== TRY IT ==
In the data below, which lines hold "this"? Copy every one.

---- RECORDS PROVIDED

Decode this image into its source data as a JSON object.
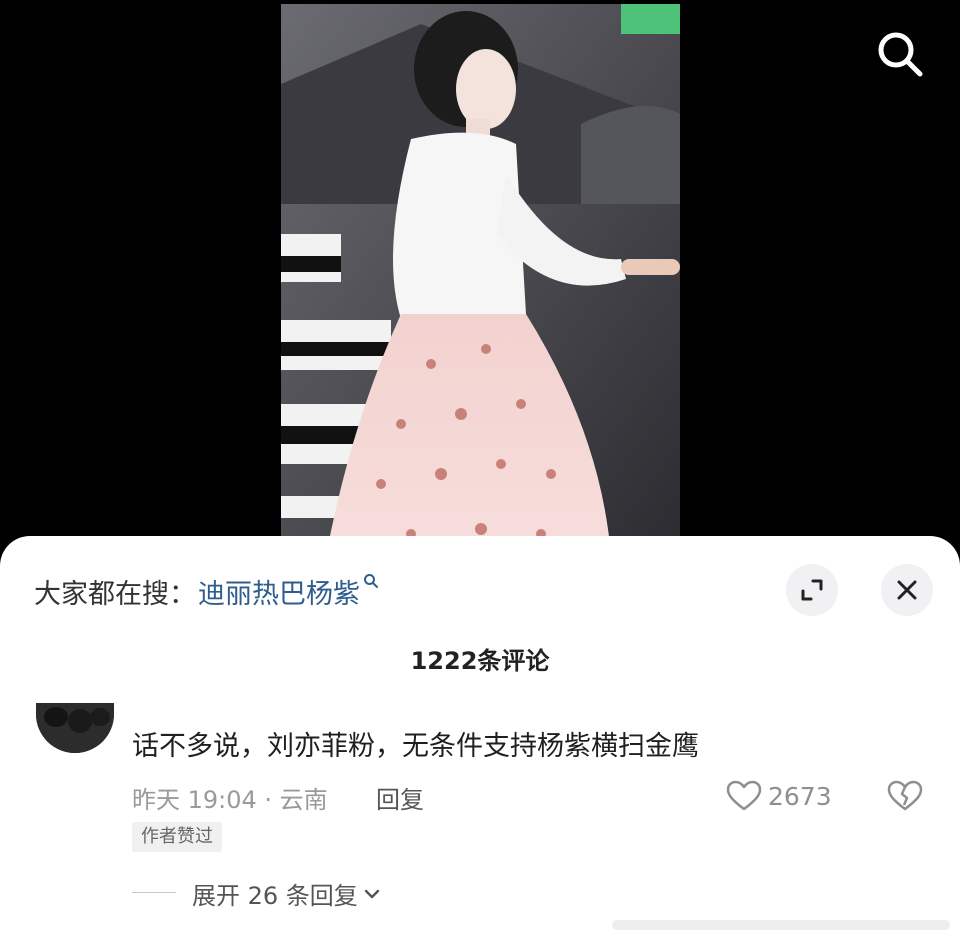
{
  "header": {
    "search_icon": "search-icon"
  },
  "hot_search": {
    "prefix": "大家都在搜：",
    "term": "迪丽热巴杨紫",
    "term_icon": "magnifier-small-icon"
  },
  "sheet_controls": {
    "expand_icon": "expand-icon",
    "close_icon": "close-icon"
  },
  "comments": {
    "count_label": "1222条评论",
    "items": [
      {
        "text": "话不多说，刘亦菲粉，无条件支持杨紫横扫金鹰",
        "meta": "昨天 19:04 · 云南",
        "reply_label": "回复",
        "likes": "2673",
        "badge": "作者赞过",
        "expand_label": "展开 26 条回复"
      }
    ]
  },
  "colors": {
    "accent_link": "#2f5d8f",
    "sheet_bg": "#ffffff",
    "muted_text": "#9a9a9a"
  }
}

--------
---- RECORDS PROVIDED

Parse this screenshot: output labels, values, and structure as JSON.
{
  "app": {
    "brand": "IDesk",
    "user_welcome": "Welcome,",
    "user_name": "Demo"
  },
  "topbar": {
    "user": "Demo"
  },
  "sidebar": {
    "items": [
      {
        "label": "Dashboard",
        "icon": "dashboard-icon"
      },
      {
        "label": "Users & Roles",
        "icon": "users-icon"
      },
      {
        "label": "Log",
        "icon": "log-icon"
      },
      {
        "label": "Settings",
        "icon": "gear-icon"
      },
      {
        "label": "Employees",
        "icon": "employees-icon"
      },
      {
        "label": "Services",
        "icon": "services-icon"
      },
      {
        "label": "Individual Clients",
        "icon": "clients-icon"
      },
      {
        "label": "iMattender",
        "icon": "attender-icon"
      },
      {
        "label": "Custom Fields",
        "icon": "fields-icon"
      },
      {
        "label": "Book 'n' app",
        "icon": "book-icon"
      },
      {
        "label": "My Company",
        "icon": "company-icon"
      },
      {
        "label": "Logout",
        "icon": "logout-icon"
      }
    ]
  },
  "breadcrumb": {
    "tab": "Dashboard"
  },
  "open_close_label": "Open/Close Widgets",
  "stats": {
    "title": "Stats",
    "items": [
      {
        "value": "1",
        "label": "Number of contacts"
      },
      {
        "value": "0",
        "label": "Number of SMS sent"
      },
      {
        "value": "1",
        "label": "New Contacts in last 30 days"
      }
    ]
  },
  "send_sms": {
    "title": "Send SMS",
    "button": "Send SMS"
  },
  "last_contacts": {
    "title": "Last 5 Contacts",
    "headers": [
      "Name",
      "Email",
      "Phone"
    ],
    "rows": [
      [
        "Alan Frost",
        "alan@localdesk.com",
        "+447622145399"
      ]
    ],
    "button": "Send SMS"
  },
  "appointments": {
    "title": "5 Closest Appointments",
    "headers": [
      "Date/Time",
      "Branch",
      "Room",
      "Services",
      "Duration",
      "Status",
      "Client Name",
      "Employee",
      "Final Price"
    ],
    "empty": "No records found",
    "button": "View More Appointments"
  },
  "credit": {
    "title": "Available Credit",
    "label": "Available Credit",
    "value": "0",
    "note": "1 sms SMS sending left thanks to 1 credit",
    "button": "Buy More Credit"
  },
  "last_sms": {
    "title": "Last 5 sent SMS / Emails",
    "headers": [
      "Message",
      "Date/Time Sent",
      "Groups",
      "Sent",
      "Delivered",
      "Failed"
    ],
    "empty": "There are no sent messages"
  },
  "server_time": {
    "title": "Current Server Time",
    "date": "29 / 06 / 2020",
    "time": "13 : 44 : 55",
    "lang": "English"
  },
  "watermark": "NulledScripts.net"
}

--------

== WRITTEN SOLUTION ==
Decode this image into its source data as a JSON object.
Parse this screenshot: output labels, values, and structure as JSON.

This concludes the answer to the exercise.